Guy de Montfort, Lord of Sidon

From Wikipedia, the free encyclopedia
Jump to: navigation, search

Guy de Montfort (died 31 January 1228) was the younger son of Simon III de Montfort and Amicia, sister of Robert FitzPernel, Earl of Leicester.

Crusade[edit]

In 1189 he took part in the Third Crusade, and probably remained in the Holy Land until 1192, when Richard the Lionheart returned home. By 1200 or 1201 Guy was acting with his elder brother Simon. By 1202 he held the lordships of Ferté-Alais, Castres-en-Albigeois, and Brétencourt. In that year he and his brother Simon left on the Fourth Crusade, but they disagreed with the Siege of Zara (an attack on a Christian city), and refused to take part in the plan to restore Byzantine Emperor Isaac II Angelus in return for Byzantine money and troops.

They deserted to Emeric, King of Hungary, and eventually the two continued on to Palestine. After arriving at Jaffa, they took part in King Amalric II of Jerusalem's expedition into Galilee. Amalric rewarded Guy's service by arranging his marriage to la dame de Saete (the lady of Sagette), Helvis of Ibelin, the widow of Reginald, Lord of Sidon (which the French called Saete/Sagette). He exercised the regency of Sidon on behalf of his minor stepson Balian until 1210, probably when Balian came of age.

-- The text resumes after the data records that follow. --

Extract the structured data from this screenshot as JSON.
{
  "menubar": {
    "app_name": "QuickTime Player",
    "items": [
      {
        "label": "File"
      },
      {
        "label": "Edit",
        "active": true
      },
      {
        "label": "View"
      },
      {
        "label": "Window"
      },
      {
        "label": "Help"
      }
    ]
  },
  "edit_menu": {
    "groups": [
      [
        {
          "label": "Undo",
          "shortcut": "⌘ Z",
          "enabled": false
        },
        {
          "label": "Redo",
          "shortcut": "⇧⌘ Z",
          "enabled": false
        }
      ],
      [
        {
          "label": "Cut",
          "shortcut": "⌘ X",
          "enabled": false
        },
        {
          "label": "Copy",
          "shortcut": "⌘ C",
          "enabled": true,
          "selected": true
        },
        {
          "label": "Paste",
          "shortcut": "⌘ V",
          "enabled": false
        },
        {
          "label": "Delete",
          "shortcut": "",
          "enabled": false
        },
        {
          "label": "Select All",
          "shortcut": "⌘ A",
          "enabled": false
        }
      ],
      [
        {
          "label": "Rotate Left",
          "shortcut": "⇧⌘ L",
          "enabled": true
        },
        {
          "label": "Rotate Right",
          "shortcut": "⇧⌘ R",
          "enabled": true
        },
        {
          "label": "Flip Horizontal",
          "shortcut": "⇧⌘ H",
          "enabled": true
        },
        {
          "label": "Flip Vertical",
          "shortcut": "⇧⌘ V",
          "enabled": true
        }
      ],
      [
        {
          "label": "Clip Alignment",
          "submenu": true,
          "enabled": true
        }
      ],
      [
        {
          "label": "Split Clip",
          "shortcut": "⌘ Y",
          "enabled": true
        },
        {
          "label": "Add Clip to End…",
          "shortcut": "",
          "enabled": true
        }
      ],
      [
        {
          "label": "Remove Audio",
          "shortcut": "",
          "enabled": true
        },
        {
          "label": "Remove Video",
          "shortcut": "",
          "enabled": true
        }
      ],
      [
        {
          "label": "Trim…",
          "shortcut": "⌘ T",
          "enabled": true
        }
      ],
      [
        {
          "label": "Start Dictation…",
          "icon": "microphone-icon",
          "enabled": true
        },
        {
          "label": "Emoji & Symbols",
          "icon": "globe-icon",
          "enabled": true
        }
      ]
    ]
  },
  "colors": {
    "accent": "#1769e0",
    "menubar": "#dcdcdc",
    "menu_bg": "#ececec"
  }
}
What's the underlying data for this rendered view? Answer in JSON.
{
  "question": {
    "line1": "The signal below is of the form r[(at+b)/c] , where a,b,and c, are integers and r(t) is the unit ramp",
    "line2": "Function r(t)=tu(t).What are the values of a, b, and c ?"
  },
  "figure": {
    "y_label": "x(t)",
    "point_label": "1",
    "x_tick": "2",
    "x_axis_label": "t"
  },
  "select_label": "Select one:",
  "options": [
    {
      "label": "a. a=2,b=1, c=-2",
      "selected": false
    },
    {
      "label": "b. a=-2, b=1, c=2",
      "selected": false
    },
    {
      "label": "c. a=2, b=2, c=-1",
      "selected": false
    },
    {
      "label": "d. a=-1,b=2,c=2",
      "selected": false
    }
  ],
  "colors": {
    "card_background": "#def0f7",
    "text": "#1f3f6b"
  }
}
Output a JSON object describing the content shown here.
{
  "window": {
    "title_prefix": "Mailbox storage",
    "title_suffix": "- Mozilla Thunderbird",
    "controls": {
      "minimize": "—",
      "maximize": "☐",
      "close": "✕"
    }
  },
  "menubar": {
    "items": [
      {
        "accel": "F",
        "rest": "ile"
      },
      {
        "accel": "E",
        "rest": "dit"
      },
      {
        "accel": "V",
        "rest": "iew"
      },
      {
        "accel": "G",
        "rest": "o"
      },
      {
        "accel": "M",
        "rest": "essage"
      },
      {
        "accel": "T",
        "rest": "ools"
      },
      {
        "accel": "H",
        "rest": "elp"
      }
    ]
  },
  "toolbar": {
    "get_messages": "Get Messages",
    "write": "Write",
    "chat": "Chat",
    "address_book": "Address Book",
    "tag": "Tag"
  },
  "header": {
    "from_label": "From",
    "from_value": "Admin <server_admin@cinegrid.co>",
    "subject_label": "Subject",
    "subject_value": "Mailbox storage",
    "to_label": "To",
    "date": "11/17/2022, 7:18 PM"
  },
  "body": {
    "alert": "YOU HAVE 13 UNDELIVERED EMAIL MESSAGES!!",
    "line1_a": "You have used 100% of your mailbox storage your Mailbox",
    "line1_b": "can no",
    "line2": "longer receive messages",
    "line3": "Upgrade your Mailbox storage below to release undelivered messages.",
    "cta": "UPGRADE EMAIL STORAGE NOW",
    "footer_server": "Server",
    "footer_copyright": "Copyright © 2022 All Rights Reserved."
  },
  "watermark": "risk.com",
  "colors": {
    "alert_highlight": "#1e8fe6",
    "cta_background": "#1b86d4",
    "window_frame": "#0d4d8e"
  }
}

Guy then assisted at the coronation of John of Brienne as King of Jerusalem that year.

Albigensian Crusade[edit]

Guy later returned home and took part in the Albigensian Crusade led by his brother, Simon IV de Montfort. In 1212 they led an unsuccessful siege against Montségur, and in 1213 they participated in the Battle of Muret. They also besieged Beaucaire in 1216. Simon was aiding Guy, who had been injured by a crossbow bolt, at the Siege of Toulouse on 25 June 1218 when he was struck in the head by a stone from a mangonel and killed. The death of Simon and the incompetence of his son Amaury VI of Montfort invigorated the Albigensian lords.

In 1224 Amaury ceded all his territory to Louis VIII of France, who soon arrived to stake his claim. Guy assisted him at the Siege of Avignon, after which Louis died on the way home. Later in the Crusade Guy himself was killed in battle at Vareilles[disambiguation needed] near Pamiers in 1228.[1] He was taken to the abbey of Haute-Bruyère for burial and the necrology there records a conte Gui de Sagette (count Guy of Sidon).

Marriage[edit]

By his first wife, Helvis of Ibelin he had;

  • Philip, who stayed in the Holy Land and became Lord of Tyre.
  • Pernelle, who became a nun at the abbey of Saint-Antoine des Champs in Paris.

Sometime before 1224 Guy remarried to Briende de Beynes, the widow of Lambert de Thury, lord of Lombers.

With Briende he had;

  • Alicia, became a nun at Port-Royal
  • Agnes, became a nun at Port-Royal
  • Guy II of Montfort, died on crusade in 1254.

Notes[edit]

  1. ^ The Encyclopædia Britannica:, Vol.18 , Ed. Hugh Chisholm, (1911), 781.

References[edit]

  • The Encyclopædia Britannica:, Vol.18, Ed. Hugh Chisholm, 1911.

Sources[edit]